Ogeechee Riverkeeper Establishes The Lime Society

Staff Report From Savannah CEO

Friday, April 29th, 2016

With 10 years of river and wetlands advocacy under its belt, Ogeechee Riverkeeper has long relied on its supporters for financial assistance as well as volunteer efforts. The nonprofit has built a solid base of friends and allies, who, time and again, have demonstrated their belief in the Riverkeeper’s mission to protect, preserve and improve the water quality of the Ogeechee River basin.

But as Ogeechee Riverkeeper’s programs, outreach efforts and educational activities continue to expand steadily, a need has arisen for a reinforced network of additional committed donors and backers. The organization wishes to recognize the generous donations of a group of long term committed donors and encourage new supporters at this level by creating the new Ogeechee Lime Society.

This elite group of donors is dedicated to protecting, preserving and improving the Ogeechee, Canoochee and coastal rivers of Georgia. Members are committed to supporting the nonprofit with significant financial contributions, which enable the Riverkeeper to continue its work in water-quality monitoring, investigating water polluters and holding them accountable, promoting sound environmental policies, and engaging citizens through education and empowerment.

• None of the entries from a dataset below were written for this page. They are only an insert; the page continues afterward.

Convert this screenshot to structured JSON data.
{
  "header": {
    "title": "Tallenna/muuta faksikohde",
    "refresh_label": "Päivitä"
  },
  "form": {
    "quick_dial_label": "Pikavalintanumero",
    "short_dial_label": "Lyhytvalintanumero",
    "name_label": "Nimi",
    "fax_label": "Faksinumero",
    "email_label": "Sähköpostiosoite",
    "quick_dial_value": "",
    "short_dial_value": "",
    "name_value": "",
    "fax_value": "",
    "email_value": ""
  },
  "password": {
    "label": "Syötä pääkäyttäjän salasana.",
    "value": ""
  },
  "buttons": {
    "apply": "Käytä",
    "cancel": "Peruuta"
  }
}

Southeast Georgia residents who accept this call to action will be relied upon to help safeguard the region’s natural resources now and for future generations. Additionally, they’ll help to ensure Ogeechee Riverkeeper remains a presence on the water and at the table when environmental decisions are made by legislators.

According to Ogeechee Riverkeeper Executive Director Emily Markesteyn, the group’s name was chosen for a variety of reasons, including this tree’s abundance in the Ogeechee, Altamaha and Suwanee river basins.

“Ogeechee lime – also called Ogeechee tupelo, sour tupelo-gum, white tupelo and bee-tupelo – is a small tree very commonly found along rivers, swamps and other wet soils. Like this ever-present fruit-bearing tree, we hope the members of our new society will be strong in number, easy to find and generous with their resources,” Markesteyn said.

She added that Ogeechee lime has other uses that make it versatile. It provides nectar that bees use to make tupelo honey, and the juice from its fruit is used to make preserves and beverages. Versatility is something the director also hopes to find in Ogeechee Lime Society members.

“We’re a small staff, but our impact is felt throughout the region. We need people who are excited to grow with us and can help in many ways to ensure Ogeechee Riverkeeper’s continued sustainability and growth,” Markesteyn said.

The number of founding memberships to the Ogeechee Lime Society is limited. Anyone who is interested in becoming a founding member should call 866-942-6222 or email [email protected].